Reflect on Your Learning

February 1, 2016    Learning Personal Tips Programming

Girl thinking, facing Sunset

When we are young, time seems to move so slowly. It drags on, only marked by birthdays, holidays, and maybe the odd vacation. Okay, maybe I am being a bit dramatic, but you get the point. When we are young, time seems to be marked by milestones. Milestones that seem to take forever to reach.

Getting older, time speeds up. We seem to be running downhill, just trying to keep our feet under us to keep from tripping up.

When I was in college, I learned to appreciate the school semseter. I was not one to love the education system, but I found the definition of semseters to be a great guide. Every 3 months was the end of the “chapter” and the beginning of the next. This allowed me to stop to stop “running” for a moment. I would cease looking ahead and instead, reflect on what I had learned in those last 90 days. I believe this was incredibly important for me. Being in touch with what I had learned allowed me to keep track and to celebrate the milestones I was continuing to hit in my personal life, career, and overall learning.

This was particularly important as a musician. Unlike my classes, I didn’t receive a grade on the the gigs I was playing, the artists I was working for, and the ways I would rise to the challenge of each gig.

Leaving college, I decided to continue to implement the 3 month “evaluation” on myself. It was a perfect length of time; long enough to set new goals, follow through, then see the results of the hard work. 90 days also kept the goals small enough that they were “conquerable”.

As I transitioned from music to coding, this practice has been invaluable. When learning a new skill, it is important to be aware of small successes to help combat feeling overwhelmed and to see progression. Most people in my life would say I have too high of expectations on myself and my learning. I think it keeps me ever pushing, however there are times I know I start to focus on all I have in the queue. This reflection practice allows me to stop, keep aware of what I am learning and see myself continuing to grow my skills. It also allows for a direction shift. I can make a decision to learn or explore a topic and re-evaluate in 90 days. It has helped me avoid decision paralysis because no choice is permanent.

I highly recommend taking time to take an account of what you learned over the past few months.
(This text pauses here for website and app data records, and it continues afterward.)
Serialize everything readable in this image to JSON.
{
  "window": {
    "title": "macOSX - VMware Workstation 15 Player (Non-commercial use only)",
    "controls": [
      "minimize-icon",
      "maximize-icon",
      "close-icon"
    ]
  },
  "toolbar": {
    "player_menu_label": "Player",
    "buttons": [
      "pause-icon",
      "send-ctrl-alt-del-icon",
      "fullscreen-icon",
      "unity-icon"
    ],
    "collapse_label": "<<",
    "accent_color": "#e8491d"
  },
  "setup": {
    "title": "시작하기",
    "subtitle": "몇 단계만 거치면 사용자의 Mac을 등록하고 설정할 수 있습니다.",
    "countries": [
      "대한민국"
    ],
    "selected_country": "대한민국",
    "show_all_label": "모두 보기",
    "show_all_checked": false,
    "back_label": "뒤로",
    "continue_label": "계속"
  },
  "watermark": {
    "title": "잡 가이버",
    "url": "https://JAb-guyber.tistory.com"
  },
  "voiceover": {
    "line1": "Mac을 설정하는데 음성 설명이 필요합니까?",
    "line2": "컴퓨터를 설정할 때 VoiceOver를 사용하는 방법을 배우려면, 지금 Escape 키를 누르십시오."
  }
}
You can find a time period which works best for you. Maybe it is 4 months or 2. No matter the amount of time, make sure and stop to reflect.